  9. "Merkel: Germany to let everyone apply for vaccine by June". Deutsche Welle. 26 April 2021. Retrieved 12 May 2021.
  10. "Germany to open up vaccines to all adults from June 7th: What you need to know". thelocal.de. 18 May 2021. Retrieved 2 June 2021.
  11. "Coronavirus in Bavaria: Assistance in English". Bayerischer Rundfunk. Retrieved 12 May 2021.
  12. "Corona-Impfungen in Arztpraxen künftig freigegeben - große Nachfrage". Südwestrundfunk. 12 May 2021. Retrieved 12 May 2021.
  13. "Ab Montag Berlin hebt Impfpriorisierung bei Ärzten auf" (in German). Rundfunk Berlin-Brandenburg. 13 May 2021. Retrieved 13 May 2021.
  14. Thurau, Jens (27 May 2021). "COVID: Germany's Merkel wants vaccines for children aged 12 to 15". Deutsche Welle. Retrieved 2 June 2021.
  15. Doll, Nikolaus (8 August 2021). "Bundesländer geben mehr als zwei Millionen Impfdosen zurück". Die Welt (in German). Retrieved 12 August 2021.
  16. "German Chancellor Angela Merkel kicks off COVID vaccination action week". Deutsche Welle. 12 September 2021. Retrieved 16 September 2021.
  17. "RKI - Coronavirus SARS-CoV-2 - Digitales Impfquotenmonitoring zur COVID-19-Impfung".
  18. "Germany: Merkel, state leaders agree on strategy to jump-start vaccinations". Deutsche Welle. 19 March 2021. Retrieved 16 April 2021.

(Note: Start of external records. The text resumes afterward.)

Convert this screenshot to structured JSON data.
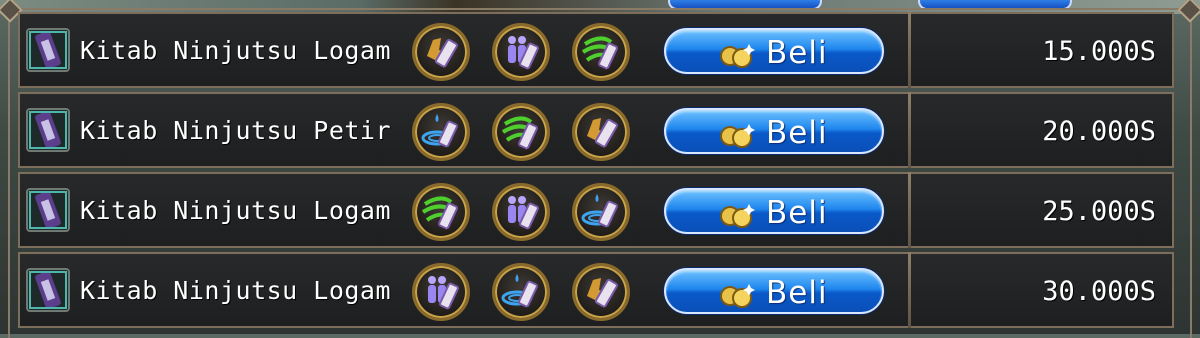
{
  "shop": {
    "buy_label": "Beli",
    "items": [
      {
        "name": "Kitab Ninjutsu Logam",
        "price": "15.000S",
        "badges": [
          "earth-scroll",
          "clone-scroll",
          "wind-scroll"
        ]
      },
      {
        "name": "Kitab Ninjutsu Petir",
        "price": "20.000S",
        "badges": [
          "water-scroll",
          "wind-scroll",
          "earth-scroll"
        ]
      },
      {
        "name": "Kitab Ninjutsu Logam",
        "price": "25.000S",
        "badges": [
          "wind-scroll",
          "clone-scroll",
          "water-scroll"
        ]
      },
      {
        "name": "Kitab Ninjutsu Logam",
        "price": "30.000S",
        "badges": [
          "clone-scroll",
          "water-scroll",
          "earth-scroll"
        ]
      }
    ]
  },
  "colors": {
    "button": "#1f86ee",
    "row_bg": "#1d1f20",
    "border": "#7c6e5a",
    "badge_ring": "#c9a34a"
  }
}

  19. "Covid: Germany fears thousands got saline, not vaccine from nurse". BBC News. 12 August 2021.